Hematological procedures play an important role in medical diagnostics and treatments. It involves the study and treatment of blood-related conditions.
These procedures require access to blood vessels for different purposes like blood draws, transfusions, and bone marrow biopsies. However, not all blood vessels are suitable for hematological procedures.
In this article, we will explore which blood vessels are not used for hematological procedures and why, and also discuss some of the potential risks and complications that can arise from using inappropriate vessels.
Hematology is basically the branch of medicine that focuses on the study of blood, blood-related disorders and the organs involved in forming blood.
Hematological procedures involve various diagnostic tests and therapeutic interventions to assess and treat conditions like anemia, lymphoma, sickle-cell anemia, leukemia, myeloma and clotting disorders.
These procedures play a crucial role in diagnosing diseases, monitoring treatment effectiveness, and providing supportive care.
Hematological disorders are typically diagnosed and treated by specialists known as hematologists. They’re the experts in this field.
Common hematological procedures
Common hematological procedures are regularly done in medical facilities. These include:
- Blood Draws. We collect blood samples to perform different diagnostic tests like complete blood counts (CBC), blood chemistry panels, and genetic testing.
- Transfusions. Blood transfusions involve the intravenous administration of blood or blood components to replace lost blood, improve oxygenation, or regulate clotting factors.
- Bone Marrow Biopsies.

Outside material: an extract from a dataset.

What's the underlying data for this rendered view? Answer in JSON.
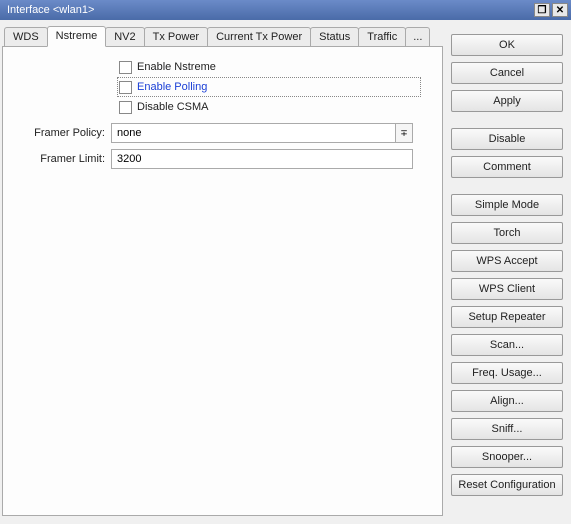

This procedure includes taking a small sample of bone marrow to check its cellular composition and detect any irregularities in blood cell production.
- Chemotherapy. A type of treatment that uses medicines to destroy cancer cells. It can be administered orally or intravenously, depending on the condition.
- Radiation Therapy. This technique uses high-energy radiation to target and kill cancer cells while minimizing harm to healthy tissues.
What blood vessels are not used for hematological procedures?
Blood vessels play a vital role in accessing the circulatory system, but not all of them are suitable for hematological procedures. Here are a few vessels that are usually not used:
1. Arteries & Veins
- Pulmonary artery. It transports deoxygenated blood from the right side of the heart to the lungs to get oxygen. This vessel is not used for hematological procedures because it doesn’t carry oxygen-rich blood.
- Ulnar vein & radial artery in arms. These blood vessels are commonly used for arterial blood gas sampling and monitoring, not hematological procedures.
- Carotid artery & jugular vein in the neck. Similar to the radial artery and ulnar vein, these vessels are used for specific procedures like central venous catheter placement or arterial line insertion. They’re not suitable for hematological procedures.
- Lymphatic vessels. These vessels carry lymphatic fluid and don’t contain a significant amount of blood, making them unsuitable for hematology-related procedures.
Capillaries are the smallest blood vessels in our body that connect arteries and veins together. While they play a crucial role in gas exchange, they’re not used for hematological procedures because of their very small size and fragile nature.
Why are these vessels not used in hematological procedures?
Here are some reasons why these blood vessels aren’t typically used for hematological procedures:
- Risk of infection. Some vessels, like the carotid artery and jugular vein in the neck, are at a higher infection risk because they’re closer to the respiratory tract and mouth.
- Difficulty accessing. Vessels like capillaries are too small to access directly and may require more invasive procedures like bone marrow biopsies or venipuncture.
- Incorrect sample collection. Inaccurate results can occur if the wrong vessel is used for a specific test or procedure. For example, using a vein instead of an artery for arterial blood gas sampling can lead to incorrect results.
- Potential risks. Some vessels, like the pulmonary artery, have a higher risk of complications due to their location and function. Using them for hematological procedures can increase the risk of bleeding or damage to surrounding organs.
- Fragile nature. Capillaries are very thin and easily damaged which makes them not the best option for drawing blood or giving medications. Attempting to access them can cause significant discomfort and increase the risk of bruising or bleeding.
Choosing the right blood vessel is very important for the success and safety of hematological procedures. Arteries, capillaries, and superficial veins are generally not used due to their associated risks, limitations, and potential complications.
Understanding which blood vessels are suitable for hematological procedures is essential for healthcare professionals. It helps ensure accurate diagnoses, effective treatments, and better patient outcomes.